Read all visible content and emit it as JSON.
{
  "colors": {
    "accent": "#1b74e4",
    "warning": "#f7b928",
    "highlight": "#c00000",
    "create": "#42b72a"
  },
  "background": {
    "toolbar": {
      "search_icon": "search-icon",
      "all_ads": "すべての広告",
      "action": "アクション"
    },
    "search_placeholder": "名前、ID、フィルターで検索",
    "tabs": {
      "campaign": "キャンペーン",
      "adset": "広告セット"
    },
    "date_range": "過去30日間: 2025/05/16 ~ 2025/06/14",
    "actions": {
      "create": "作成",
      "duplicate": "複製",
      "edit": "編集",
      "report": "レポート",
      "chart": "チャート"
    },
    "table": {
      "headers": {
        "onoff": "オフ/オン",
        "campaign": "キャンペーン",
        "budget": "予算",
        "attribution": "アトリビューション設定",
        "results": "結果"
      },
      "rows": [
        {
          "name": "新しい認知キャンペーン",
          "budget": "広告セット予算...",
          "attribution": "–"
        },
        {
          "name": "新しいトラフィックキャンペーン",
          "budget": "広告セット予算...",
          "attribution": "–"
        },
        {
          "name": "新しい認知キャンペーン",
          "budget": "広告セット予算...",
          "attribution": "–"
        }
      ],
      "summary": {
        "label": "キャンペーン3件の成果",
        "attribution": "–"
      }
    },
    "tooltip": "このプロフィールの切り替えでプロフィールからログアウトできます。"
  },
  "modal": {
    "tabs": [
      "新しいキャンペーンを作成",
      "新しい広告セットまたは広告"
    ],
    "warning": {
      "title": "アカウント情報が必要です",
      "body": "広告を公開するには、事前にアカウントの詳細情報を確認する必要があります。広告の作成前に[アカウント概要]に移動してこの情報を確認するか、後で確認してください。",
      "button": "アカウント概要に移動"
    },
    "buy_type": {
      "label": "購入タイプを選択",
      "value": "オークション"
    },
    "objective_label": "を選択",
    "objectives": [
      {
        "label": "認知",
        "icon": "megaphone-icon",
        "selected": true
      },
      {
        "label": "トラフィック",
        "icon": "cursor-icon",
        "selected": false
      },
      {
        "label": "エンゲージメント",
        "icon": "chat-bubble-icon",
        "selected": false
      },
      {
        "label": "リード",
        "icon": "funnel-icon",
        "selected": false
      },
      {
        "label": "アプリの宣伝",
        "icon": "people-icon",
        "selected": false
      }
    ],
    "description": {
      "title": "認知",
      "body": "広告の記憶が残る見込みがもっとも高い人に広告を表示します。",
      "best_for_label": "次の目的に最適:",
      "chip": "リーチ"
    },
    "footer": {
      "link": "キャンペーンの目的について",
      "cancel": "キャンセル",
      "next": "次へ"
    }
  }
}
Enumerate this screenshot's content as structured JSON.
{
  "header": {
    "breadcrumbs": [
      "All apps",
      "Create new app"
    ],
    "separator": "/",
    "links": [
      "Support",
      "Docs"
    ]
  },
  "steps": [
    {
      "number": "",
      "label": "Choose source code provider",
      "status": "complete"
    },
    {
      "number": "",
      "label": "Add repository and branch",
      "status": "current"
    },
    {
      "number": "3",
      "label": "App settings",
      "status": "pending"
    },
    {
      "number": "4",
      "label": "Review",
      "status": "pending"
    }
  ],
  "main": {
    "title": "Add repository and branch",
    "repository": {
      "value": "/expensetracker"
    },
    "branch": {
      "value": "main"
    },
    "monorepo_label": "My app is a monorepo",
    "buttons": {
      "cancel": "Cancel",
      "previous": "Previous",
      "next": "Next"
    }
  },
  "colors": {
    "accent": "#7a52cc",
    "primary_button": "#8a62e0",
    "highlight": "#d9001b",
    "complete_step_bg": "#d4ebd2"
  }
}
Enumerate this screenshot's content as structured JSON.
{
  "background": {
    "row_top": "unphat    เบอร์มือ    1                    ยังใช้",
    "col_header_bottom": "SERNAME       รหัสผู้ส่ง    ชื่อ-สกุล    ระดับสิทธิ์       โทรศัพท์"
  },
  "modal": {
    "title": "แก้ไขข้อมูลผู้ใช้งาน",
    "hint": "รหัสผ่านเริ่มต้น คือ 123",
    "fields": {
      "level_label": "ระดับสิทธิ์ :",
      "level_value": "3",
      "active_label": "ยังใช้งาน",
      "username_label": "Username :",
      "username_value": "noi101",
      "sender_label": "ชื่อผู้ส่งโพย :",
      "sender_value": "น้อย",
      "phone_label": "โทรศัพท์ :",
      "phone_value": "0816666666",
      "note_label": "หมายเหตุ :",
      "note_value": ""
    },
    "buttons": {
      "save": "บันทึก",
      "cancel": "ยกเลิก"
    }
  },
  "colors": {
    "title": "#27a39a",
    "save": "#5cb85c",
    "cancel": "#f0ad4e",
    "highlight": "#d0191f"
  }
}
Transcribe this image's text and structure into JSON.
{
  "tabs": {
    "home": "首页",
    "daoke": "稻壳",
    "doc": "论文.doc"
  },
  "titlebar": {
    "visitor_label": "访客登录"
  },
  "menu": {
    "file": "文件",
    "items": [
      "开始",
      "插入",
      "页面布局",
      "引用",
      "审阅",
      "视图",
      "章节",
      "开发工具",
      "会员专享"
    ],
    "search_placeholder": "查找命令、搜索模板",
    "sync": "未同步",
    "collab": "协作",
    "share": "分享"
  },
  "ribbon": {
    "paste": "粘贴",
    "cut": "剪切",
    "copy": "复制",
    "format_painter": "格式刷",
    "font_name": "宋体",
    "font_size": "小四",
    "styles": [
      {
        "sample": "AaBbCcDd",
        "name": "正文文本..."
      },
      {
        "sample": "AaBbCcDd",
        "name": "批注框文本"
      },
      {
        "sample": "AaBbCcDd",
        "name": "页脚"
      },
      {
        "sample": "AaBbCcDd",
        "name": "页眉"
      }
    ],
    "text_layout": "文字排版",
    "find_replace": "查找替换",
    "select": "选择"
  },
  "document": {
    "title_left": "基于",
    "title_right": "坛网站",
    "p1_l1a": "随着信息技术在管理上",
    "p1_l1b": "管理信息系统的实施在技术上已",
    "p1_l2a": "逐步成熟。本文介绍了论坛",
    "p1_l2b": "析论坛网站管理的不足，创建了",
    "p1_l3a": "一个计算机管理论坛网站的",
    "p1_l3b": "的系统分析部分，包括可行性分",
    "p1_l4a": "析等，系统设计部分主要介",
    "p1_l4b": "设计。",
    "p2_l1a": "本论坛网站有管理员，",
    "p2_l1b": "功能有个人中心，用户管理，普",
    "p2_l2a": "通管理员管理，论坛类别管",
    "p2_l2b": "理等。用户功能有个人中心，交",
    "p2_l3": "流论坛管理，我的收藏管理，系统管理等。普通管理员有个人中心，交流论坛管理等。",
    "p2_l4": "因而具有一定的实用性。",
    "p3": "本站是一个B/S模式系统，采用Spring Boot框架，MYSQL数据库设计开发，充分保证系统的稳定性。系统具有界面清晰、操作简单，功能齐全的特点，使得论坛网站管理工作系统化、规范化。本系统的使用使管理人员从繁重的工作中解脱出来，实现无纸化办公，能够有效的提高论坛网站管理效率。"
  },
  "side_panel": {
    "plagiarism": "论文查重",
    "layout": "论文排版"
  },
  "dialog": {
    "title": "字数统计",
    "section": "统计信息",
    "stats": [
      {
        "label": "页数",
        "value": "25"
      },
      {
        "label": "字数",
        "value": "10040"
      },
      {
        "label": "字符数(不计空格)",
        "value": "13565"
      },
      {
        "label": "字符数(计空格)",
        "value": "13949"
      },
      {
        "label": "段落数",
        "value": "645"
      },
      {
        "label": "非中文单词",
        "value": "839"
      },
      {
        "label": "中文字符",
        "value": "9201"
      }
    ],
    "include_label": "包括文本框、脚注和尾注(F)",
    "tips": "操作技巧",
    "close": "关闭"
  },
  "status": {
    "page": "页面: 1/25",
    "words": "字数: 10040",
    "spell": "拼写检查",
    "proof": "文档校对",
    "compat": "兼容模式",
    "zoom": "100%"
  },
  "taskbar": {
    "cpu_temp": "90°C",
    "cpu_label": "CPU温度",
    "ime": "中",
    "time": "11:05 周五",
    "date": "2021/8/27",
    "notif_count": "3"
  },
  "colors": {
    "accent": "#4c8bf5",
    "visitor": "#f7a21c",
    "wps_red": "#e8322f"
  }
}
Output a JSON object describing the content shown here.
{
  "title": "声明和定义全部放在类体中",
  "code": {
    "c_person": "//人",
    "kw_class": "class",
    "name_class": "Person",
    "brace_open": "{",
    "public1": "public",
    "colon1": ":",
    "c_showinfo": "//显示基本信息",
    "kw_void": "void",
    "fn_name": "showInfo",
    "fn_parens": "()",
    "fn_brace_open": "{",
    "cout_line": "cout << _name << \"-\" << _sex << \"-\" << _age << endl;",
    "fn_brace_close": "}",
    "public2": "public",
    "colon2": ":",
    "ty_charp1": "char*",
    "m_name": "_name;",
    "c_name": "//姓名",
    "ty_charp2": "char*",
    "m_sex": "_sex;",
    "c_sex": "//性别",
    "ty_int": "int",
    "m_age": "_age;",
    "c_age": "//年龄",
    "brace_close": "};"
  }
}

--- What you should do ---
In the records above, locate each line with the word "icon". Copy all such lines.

--- Task answer ---
      "search_icon": "search-icon",
        "icon": "megaphone-icon",
        "icon": "cursor-icon",
        "icon": "chat-bubble-icon",
        "icon": "funnel-icon",
        "icon": "people-icon",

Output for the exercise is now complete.